Two hundred years of European occupation at Sydney Olympic Park effectively transformed the area from a wetland to a wasteland. By the late 1980's many of the low-lying areas near the Parramatta River estuary were either reclaimed with sediment from the bay bed or infilled with waste from the surrounding urban and industrial areas. Haslams Creek flowed through a concrete channel and the saline and freshwater wetlands were degraded by leachate draining from the waste. Excavations dug deep into the bedrock for building materials (The Brickpit and Clay Pit) lay abandoned or infilled with waste. Rejuvenation of the Sydney Olympic Park area commenced in the late 1980s with a remediation strategy that took over 10 years to implement. The clean-up consolidated the widely distributed waste into four main waste containment mounds and seven other consolidated waste areas, constructed soils were imported as capping material. Tidal flows to estuarine wetlands have been restored and the health of the surrounding ecosystems is on the mend.

Today

Remnant natural ecosystems, remediated landscapes and waste containment mounds have been integrated into the parklands of Sydney Olympic Park. The Parklands provide a unique opportunity to view the local geology, whether it be the ancient rocks of the Brickpit, the weathered shale soils of the Newington Nature Reserve or the organic-rich sands and muds underlying the mangrove forest and wetlands around the estuary foreshore.

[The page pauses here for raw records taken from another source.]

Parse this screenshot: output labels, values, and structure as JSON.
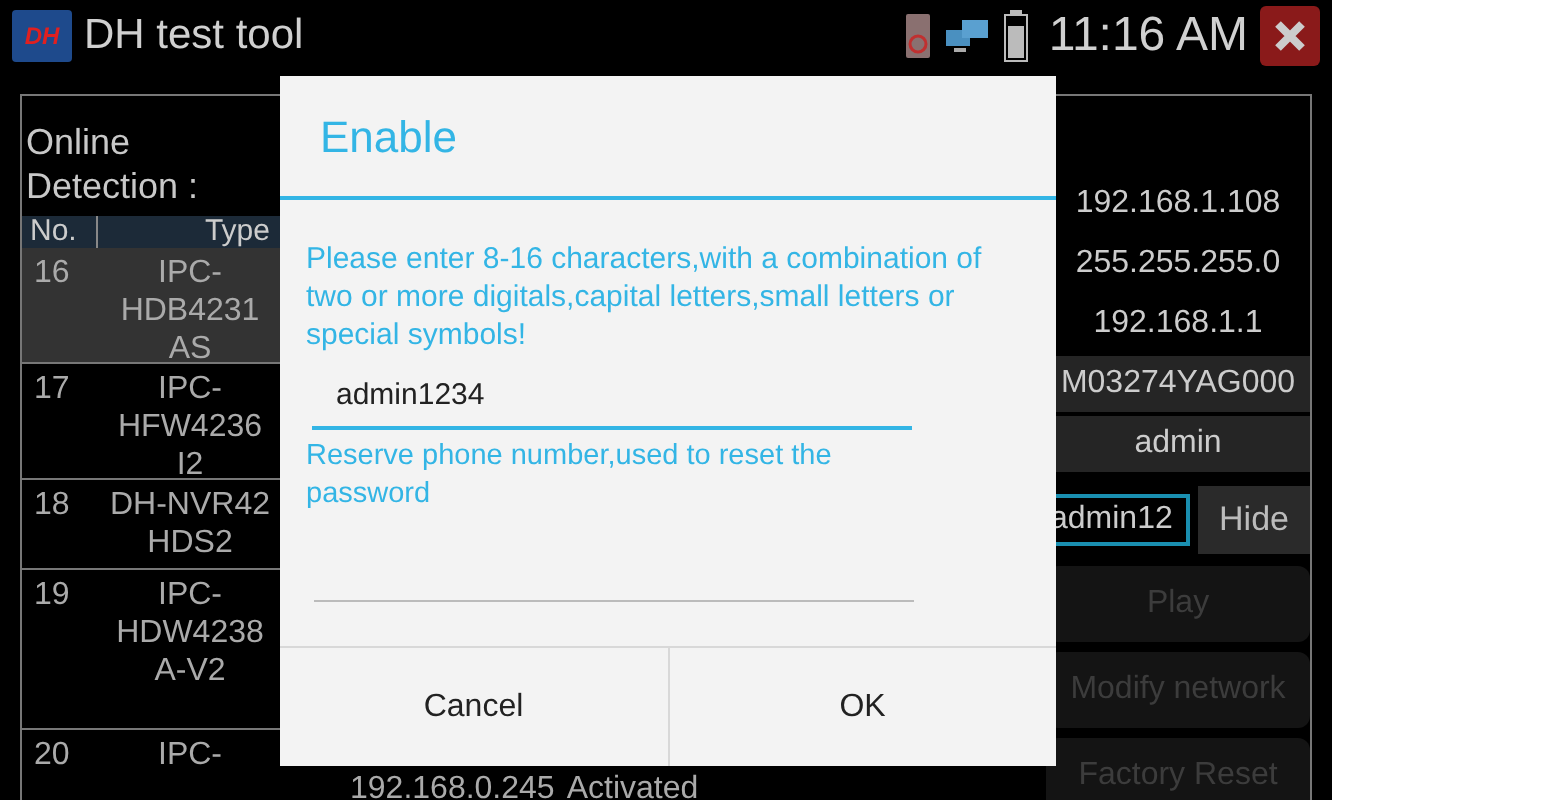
{
  "status_bar": {
    "app_logo": "DH",
    "title": "DH test tool",
    "time": "11:16 AM"
  },
  "panel": {
    "heading": "Online Detection :",
    "columns": [
      "No.",
      "Type"
    ],
    "rows": [
      {
        "no": "16",
        "type": [
          "IPC-",
          "HDB4231",
          "AS"
        ],
        "selected": true
      },
      {
        "no": "17",
        "type": [
          "IPC-",
          "HFW4236",
          "I2"
        ],
        "selected": false
      },
      {
        "no": "18",
        "type": [
          "DH-NVR42",
          "HDS2"
        ],
        "selected": false
      },
      {
        "no": "19",
        "type": [
          "IPC-",
          "HDW4238",
          "A-V2"
        ],
        "selected": false
      },
      {
        "no": "20",
        "type": [
          "IPC-"
        ],
        "ip": "192.168.0.245",
        "status": "Activated",
        "selected": false
      }
    ]
  },
  "details": {
    "values": [
      {
        "text": "192.168.1.108",
        "shaded": false
      },
      {
        "text": "255.255.255.0",
        "shaded": false
      },
      {
        "text": "192.168.1.1",
        "shaded": false
      },
      {
        "text": "M03274YAG000",
        "shaded": true
      },
      {
        "text": "admin",
        "shaded": true
      }
    ],
    "password": "admin12",
    "hide_button": "Hide",
    "buttons": [
      {
        "label": "Play",
        "disabled": true
      },
      {
        "label": "Modify network",
        "disabled": true
      },
      {
        "label": "Factory Reset",
        "disabled": true
      }
    ]
  },
  "dialog": {
    "title": "Enable",
    "message": "Please enter 8-16 characters,with a combination of two or more digitals,capital letters,small letters or special symbols!",
    "password": "admin1234",
    "phone_hint": "Reserve phone number,used to reset the password",
    "buttons": [
      "Cancel",
      "OK"
    ]
  }
}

This image was taken at Newington Armory. It shows a typical podzolic soil profile for the area identified as the "Blacktown Soil Landscape" on the 1:100,000 scale (1cm = 1Kilometre) map of Soil Landscapes of the Sydney Region. Red/Brown Podzolic soils are a common soil type developed on the Ashfield Shale in the Homebush Bay area. The soil profile shows three distinct horizons, or layers. The upper layer of the profile is comprised of a friable brownish black loam up to 30cm thick which overlies 10-20cm of hard setting brown clay loam (A horizon). The A horizon overlies up to 100cm of brown mottled light clay (B horizon) which is labelled B on the image. The soil profile then grades at depth to a plastic light-grey silty clay which occurs as a deep subsoil (C horizon) above the Ashfield Shale bedrock.

Note: Description drawn from field observations (photo) and notes to the Soil Landscapes of the Sydney 1:100,000 Sheet (1989)